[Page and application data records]
--- START ---

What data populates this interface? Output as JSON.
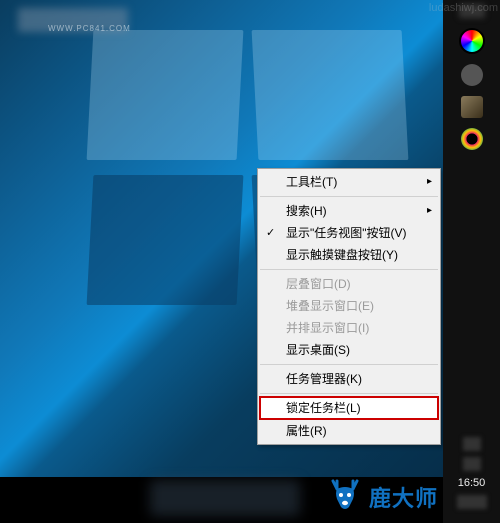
{
  "desktop": {
    "wallpaper_name": "windows-10-light"
  },
  "context_menu": {
    "items": [
      {
        "label": "工具栏(T)",
        "submenu": true,
        "checked": false,
        "enabled": true
      },
      {
        "sep": true
      },
      {
        "label": "搜索(H)",
        "submenu": true,
        "checked": false,
        "enabled": true
      },
      {
        "label": "显示\"任务视图\"按钮(V)",
        "submenu": false,
        "checked": true,
        "enabled": true
      },
      {
        "label": "显示触摸键盘按钮(Y)",
        "submenu": false,
        "checked": false,
        "enabled": true
      },
      {
        "sep": true
      },
      {
        "label": "层叠窗口(D)",
        "submenu": false,
        "checked": false,
        "enabled": false
      },
      {
        "label": "堆叠显示窗口(E)",
        "submenu": false,
        "checked": false,
        "enabled": false
      },
      {
        "label": "并排显示窗口(I)",
        "submenu": false,
        "checked": false,
        "enabled": false
      },
      {
        "label": "显示桌面(S)",
        "submenu": false,
        "checked": false,
        "enabled": true
      },
      {
        "sep": true
      },
      {
        "label": "任务管理器(K)",
        "submenu": false,
        "checked": false,
        "enabled": true
      },
      {
        "sep": true
      },
      {
        "label": "锁定任务栏(L)",
        "submenu": false,
        "checked": false,
        "enabled": true,
        "highlighted": true
      },
      {
        "label": "属性(R)",
        "submenu": false,
        "checked": false,
        "enabled": true
      }
    ]
  },
  "taskbar": {
    "clock_time": "16:50",
    "tray_icons": [
      "blurred",
      "color-wheel",
      "gray-dot",
      "avatar",
      "color-ring"
    ]
  },
  "watermark": {
    "top_left_url": "WWW.PC841.COM",
    "bottom_right_brand": "鹿大师",
    "corner_text": "ludashiwj.com"
  }
}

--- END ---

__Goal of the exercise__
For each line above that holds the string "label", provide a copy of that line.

__Solved exercise__
        "label": "工具栏(T)",
        "label": "搜索(H)",
        "label": "显示\"任务视图\"按钮(V)",
        "label": "显示触摸键盘按钮(Y)",
        "label": "层叠窗口(D)",
        "label": "堆叠显示窗口(E)",
        "label": "并排显示窗口(I)",
        "label": "显示桌面(S)",
        "label": "任务管理器(K)",
        "label": "锁定任务栏(L)",
        "label": "属性(R)",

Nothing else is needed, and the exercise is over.